Ecotourism has developed as a niche industry in New Zealand over the last 20 years. There have been many attempts to define ecotourism as to create an industry standard as to what tourists should encounter or expect when partaking in eco-tourist activities. Defined broadly most ecotourism definitions involve mention of some conservation value, educational value, local ownership, small scale enterprise, economic benefit for local communities, the relevance of cultural resources, minimum impacts on environment and sustainability of the activity (Higham & Carr & Gale, 2001, p.9). To be concise ecotourism is ecologically sustainable tourism with a primary focus on experiencing natural areas that fosters environmental and cultural understanding, appreciation and conservation, and in addition ecotourism needs to be a form of tourism that is increasingly understood to be based primarily on nature-based attractions, learning-centred and conducted in a way that makes every reasonable attempt to be environmentally, socio-culturally and economically sustainable (Higham & Carr & Gale, 2001, p.9). Even this concise definition of ecotourism can apply to may types of general tourism activities in part, but a main focus on the experience of natural areas in an activity would help define an activity largely as an eco-tourist type activity, such as a jet boat experience into Fiordland National Park.
Wairaurahiri Jet is an eco-tourist operation that transports tourists, hunters and trampers, to experience the remote areas of Fiordland National Park. The activities that tourists partake in are a jet boat ride up and down the Wairaurahiri River, with a guided walk in the Waitutu forest viewing and identifying indigenous flora and fauna, and an overnight stay in the Wairaurahiri Lodge (The Experience, n.d., para. 3). There is also an option of a tourist becoming part of a stoat trapping project, where the person for the price of a jet boat ride fee sponsors a stoat trap for two years and also includes a jet boat ride to the Waitutu Forest (Stoats Trapping Project, n.d., para 1). The main focus of the Wairaurahiri Jet tourist operation is to experience a remote part of Fiordland National Park, educate people about flora and fauna in the Waitutu forest and encourage the tourists to protect the birdlife against foreign predators. This focus coincides with the definition of ecotourism as the activity is ecologically sustainable, learning centred that has a focus on conservation, with a primary goal of exposing a natural attraction, it is a socially accepted activity and is budgeted in a way that is economically sustainable. The business model of Wairaurahiri Jet extends into the broader definition of an ecotourism venture as it is locally owned, is a small scale enterprise, and will have a total economic benefit for the local community as tourists will ultimately spend at other businesses in the locality. The Wairaurahiri Jet has many positive impacts on the environment, which up hold the main ideals associated with conservation.

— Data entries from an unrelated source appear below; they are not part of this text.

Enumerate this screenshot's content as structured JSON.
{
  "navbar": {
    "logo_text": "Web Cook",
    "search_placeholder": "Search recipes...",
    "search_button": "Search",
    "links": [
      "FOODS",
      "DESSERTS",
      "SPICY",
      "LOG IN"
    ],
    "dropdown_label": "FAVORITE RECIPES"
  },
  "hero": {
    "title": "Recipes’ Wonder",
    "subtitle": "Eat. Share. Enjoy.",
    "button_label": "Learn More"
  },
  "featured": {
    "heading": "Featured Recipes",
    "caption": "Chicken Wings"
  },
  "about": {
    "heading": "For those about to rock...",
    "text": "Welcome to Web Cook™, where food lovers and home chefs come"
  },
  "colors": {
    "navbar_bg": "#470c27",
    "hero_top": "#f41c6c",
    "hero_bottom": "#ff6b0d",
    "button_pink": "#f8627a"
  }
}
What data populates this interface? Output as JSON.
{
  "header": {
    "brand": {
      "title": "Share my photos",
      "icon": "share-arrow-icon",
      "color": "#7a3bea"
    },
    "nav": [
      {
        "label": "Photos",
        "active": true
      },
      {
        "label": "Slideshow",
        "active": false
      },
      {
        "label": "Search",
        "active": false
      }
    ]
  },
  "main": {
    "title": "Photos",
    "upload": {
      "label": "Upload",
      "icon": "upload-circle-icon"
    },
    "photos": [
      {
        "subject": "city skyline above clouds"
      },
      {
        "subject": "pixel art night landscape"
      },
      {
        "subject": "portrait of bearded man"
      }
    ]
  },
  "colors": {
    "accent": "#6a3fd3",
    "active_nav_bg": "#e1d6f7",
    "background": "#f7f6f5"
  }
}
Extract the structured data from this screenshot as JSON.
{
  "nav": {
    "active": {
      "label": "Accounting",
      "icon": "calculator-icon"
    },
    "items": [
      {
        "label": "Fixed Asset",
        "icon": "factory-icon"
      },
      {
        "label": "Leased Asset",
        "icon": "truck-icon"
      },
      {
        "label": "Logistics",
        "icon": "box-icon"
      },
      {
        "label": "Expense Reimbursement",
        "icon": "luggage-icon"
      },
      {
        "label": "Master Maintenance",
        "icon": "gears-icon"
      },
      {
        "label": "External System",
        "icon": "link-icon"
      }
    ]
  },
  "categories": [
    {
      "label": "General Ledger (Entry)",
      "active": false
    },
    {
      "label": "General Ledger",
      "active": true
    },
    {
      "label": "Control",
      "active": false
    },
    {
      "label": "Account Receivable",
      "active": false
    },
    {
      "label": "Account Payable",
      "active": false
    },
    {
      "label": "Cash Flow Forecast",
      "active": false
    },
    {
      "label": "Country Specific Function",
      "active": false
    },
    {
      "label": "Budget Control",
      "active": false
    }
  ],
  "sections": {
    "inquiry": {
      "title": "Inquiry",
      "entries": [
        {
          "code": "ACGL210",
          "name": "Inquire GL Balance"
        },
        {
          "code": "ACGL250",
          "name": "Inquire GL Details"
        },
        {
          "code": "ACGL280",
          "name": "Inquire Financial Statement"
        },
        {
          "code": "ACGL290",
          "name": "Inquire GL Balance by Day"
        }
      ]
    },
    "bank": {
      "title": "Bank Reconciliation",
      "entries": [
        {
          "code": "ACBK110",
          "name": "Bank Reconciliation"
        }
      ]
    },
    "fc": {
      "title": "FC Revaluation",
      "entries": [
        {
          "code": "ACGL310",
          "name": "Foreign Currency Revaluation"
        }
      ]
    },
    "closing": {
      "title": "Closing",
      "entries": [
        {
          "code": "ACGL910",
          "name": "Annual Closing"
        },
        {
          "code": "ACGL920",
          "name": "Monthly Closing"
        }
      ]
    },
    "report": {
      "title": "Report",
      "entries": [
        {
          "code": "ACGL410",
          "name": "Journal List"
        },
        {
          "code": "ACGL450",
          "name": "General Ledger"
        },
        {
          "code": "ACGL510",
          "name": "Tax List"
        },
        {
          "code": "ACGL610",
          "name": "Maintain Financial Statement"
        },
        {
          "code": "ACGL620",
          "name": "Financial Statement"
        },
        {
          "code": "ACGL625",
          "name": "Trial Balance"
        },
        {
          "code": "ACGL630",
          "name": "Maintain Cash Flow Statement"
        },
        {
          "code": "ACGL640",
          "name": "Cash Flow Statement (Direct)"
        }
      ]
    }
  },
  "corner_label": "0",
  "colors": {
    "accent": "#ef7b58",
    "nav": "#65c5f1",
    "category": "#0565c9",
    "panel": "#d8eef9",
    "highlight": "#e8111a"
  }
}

Ecotourism within New Zealand has both positive and negative impacts on the environment, but due to the educational aspect of eco-tourist activities matters important to conservation are brought into the public arena. In particular the Wairaurahiri Jet operation gives an eco-tourist the opportunity to take matters of conserving diminishing bird populations into their own hands. The negative implications of using a jet boat in a pristine river system can amount to hydrocarbon pollution, noise pollution and adverse water clarity but the actual impacts of the jet boat on the river are in reality very low as the river has a high flow, and is used sparingly. The major impact of using a jet boat to take tourists into remote areas is the unwanted spread of invasive species particularly plants which damage the natural river and forest qualities. The spread of invasive species undermines conservation ethics as the protection of pristine natural features are compromised. The design and management of a lodge sympathetic to impacts on the surrounding environment promotes conservation ideals, and encourages the awareness of issues involved with conservation. A local government awards system engages eco-tourist operators to run sustainably, and strive to gain public recognition for their contribution to environmental standards. Ecotourism is essential for conservation, as failure by central government to directly fund government agencies responsible for conservation leads to lack of protection for sensitive areas, and ecotourism is a means that can privately fund efforts towards the maintenance and protection of areas with a high conservation value.